I did it up and made it quite cool. I built a staircase to the roof. When Trigger Happy TV came out, I bought the flat below and turned it into an uber bachelor pad. I wasn’t a bachelor, I’d just got married. I moved to the Cotswolds for six months and when I came back, I got a dog and had my first kid, so I decided to sell the place to Salman Rushdie.
When I knew he was moving into the flat, I told everyone I would re-tile the roof with the words ‘Salman Rushdie lives here’ or a big target. I was really going to do it, but in the end I discovered I had a moral backbone.
How big a change was life in the Cotswolds?
I bought two places in the Cotswolds, I’m now in Cheltenham. I wanted to be in the country and about an hour and a half from London, but not in the commuter belt. I wanted to be somewhere weird. In the end, it was the one area that was more expensive than Notting Hill, every village seemed to have its own celeb. At one point a tour bus was doing the rounds, which ended with people staring at me. I wanted the escape but the irony is you’re more anonymous in the city.
You are a travel writer. Have you always had itchy feet?
I have constantly got wanderlust. There is nothing more exciting than exploring new countries. I finally have a man library in my home, so currently I’m the least wanderlusty I’ve ever been. I’m doing a festival and a UK tour, Dom Joly’s Holiday Snaps, because mine are quite interesting. It has made me realise I have been non-stop travelling for 20 years. For once I’m finally in a place I love.
You have a ‘gangster cat’. What is so gangster about it?
He came from the ‘hood in Cheltenham and had been shot by a BB gun, got run over and is now a one-eyed limping cat. The Ronnie Kray of cats now rules a nice Georgian area in Cheltenham.
■ Dom’s book The Hezbollah Hiking Club is out now. He will be speaking at Stanfords’ Travel Writers Festival at Destinations: The Holiday And Travel Show on February 1, at Olympia London, destlondon.seetickets.com
All about… Notting Hill

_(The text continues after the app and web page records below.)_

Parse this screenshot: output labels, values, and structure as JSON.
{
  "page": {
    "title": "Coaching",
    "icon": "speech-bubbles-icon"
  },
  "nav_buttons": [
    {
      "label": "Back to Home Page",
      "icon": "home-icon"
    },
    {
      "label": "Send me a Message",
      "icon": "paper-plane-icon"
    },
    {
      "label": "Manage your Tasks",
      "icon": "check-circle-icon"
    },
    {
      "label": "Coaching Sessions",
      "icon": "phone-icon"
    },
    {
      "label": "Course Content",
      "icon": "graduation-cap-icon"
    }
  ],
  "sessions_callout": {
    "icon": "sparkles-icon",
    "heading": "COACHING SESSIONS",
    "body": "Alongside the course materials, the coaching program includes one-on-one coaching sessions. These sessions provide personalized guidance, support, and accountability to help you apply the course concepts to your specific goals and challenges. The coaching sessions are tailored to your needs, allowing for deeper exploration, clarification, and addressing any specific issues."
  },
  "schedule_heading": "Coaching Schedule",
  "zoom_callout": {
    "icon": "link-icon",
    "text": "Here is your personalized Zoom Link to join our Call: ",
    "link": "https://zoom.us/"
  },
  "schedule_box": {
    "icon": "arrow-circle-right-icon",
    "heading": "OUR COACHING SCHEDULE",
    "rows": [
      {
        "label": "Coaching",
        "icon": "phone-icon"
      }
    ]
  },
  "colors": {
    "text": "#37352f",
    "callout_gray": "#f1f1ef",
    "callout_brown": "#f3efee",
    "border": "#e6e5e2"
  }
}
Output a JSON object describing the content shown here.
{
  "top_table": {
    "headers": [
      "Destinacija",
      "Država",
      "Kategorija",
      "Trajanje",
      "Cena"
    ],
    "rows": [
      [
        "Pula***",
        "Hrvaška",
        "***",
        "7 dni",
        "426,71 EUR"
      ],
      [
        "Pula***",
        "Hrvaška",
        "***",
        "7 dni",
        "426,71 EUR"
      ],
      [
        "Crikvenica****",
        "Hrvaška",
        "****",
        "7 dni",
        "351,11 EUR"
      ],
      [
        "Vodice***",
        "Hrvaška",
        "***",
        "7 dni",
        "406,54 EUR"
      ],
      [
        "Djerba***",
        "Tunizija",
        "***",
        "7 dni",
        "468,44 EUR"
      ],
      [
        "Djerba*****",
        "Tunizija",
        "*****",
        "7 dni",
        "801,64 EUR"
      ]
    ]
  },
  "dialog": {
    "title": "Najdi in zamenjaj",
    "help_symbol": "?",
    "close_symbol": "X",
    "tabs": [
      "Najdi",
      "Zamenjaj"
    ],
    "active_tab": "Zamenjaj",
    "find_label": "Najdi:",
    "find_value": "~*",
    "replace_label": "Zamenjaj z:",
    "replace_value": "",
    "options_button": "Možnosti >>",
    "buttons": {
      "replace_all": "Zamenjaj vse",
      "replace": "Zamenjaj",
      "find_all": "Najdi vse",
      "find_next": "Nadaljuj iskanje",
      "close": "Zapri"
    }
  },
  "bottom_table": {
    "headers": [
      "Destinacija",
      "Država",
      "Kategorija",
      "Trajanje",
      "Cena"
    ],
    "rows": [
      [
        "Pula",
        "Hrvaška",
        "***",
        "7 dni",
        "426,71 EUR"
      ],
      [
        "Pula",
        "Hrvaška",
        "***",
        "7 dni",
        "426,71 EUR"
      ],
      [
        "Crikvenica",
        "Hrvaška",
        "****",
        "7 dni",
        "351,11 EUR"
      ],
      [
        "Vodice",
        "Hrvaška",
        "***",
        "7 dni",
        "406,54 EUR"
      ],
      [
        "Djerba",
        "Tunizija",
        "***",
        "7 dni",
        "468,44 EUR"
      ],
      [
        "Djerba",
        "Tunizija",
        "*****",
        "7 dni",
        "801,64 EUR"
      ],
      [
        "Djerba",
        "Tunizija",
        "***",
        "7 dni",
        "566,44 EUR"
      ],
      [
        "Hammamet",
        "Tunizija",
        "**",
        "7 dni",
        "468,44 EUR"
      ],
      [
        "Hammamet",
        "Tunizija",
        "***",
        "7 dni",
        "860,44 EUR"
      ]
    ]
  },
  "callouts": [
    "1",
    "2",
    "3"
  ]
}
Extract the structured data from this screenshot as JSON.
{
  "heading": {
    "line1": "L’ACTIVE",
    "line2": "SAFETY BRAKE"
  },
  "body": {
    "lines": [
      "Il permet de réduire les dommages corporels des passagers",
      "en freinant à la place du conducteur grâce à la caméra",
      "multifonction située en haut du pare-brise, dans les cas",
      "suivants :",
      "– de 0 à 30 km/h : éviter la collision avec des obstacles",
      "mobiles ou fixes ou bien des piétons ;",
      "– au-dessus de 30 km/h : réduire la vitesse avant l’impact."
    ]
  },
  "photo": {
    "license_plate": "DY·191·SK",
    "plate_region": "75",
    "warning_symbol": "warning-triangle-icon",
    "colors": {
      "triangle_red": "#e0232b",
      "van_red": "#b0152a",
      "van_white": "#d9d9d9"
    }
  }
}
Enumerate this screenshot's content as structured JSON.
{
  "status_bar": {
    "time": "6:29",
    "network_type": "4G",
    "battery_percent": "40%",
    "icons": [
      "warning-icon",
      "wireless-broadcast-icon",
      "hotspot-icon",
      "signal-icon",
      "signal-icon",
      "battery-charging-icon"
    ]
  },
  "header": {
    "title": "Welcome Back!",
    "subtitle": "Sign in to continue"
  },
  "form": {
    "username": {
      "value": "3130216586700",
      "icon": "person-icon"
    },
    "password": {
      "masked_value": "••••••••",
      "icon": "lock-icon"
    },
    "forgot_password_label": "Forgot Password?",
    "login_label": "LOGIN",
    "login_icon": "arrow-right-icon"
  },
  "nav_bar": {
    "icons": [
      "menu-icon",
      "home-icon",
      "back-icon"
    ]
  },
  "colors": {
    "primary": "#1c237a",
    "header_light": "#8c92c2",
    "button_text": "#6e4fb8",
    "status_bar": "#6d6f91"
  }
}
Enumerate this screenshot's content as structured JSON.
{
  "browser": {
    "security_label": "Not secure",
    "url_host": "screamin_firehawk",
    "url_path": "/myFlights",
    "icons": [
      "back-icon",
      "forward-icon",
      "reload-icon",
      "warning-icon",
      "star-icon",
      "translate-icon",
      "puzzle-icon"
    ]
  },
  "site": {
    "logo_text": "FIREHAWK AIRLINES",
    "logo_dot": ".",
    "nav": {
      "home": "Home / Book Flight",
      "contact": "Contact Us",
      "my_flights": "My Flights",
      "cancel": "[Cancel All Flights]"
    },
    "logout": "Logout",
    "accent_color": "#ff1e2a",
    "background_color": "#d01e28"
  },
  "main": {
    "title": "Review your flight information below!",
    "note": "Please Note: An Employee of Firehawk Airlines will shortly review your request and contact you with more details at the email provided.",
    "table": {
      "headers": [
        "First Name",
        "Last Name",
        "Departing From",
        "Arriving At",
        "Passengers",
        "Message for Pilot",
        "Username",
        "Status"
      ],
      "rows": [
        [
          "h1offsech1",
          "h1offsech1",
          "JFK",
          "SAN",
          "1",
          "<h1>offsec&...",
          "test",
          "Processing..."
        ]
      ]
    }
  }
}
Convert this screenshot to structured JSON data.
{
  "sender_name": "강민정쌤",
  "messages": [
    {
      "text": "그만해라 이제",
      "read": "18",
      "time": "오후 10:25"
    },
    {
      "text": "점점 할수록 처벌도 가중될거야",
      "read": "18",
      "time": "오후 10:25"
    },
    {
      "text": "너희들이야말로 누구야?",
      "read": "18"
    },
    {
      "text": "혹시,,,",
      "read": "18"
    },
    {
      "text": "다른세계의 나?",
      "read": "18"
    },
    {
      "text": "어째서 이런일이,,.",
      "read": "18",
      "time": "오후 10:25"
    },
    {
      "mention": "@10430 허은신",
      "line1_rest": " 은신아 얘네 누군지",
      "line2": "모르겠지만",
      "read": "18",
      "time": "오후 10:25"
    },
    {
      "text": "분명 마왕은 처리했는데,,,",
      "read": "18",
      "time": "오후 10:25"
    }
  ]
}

Notting Hill has renounced much of its bohemian, laid-back spirit in recent years to make way for rich creative types who are drawn to the pretty cottages and handsome Victorian town houses in this picturesque part of West London. That’s not to say it has lost all its charm. The Portobello Road market still buzzes, it is home to Europe’s biggest street festival, and ducks under the uber cool London radar to retain some nice down-to-earth pubs and great Caribbean food. It is, of course, eye-wateringly expensive to buy a house. Last year most property sales in Notting Hill involved flats that sold for on average £1,072,831. Terraced properties sold for an average price of £4,006,101, while semi-detached properties fetched £5,864,190. Notting Hill has an overall average price of £2,058,263.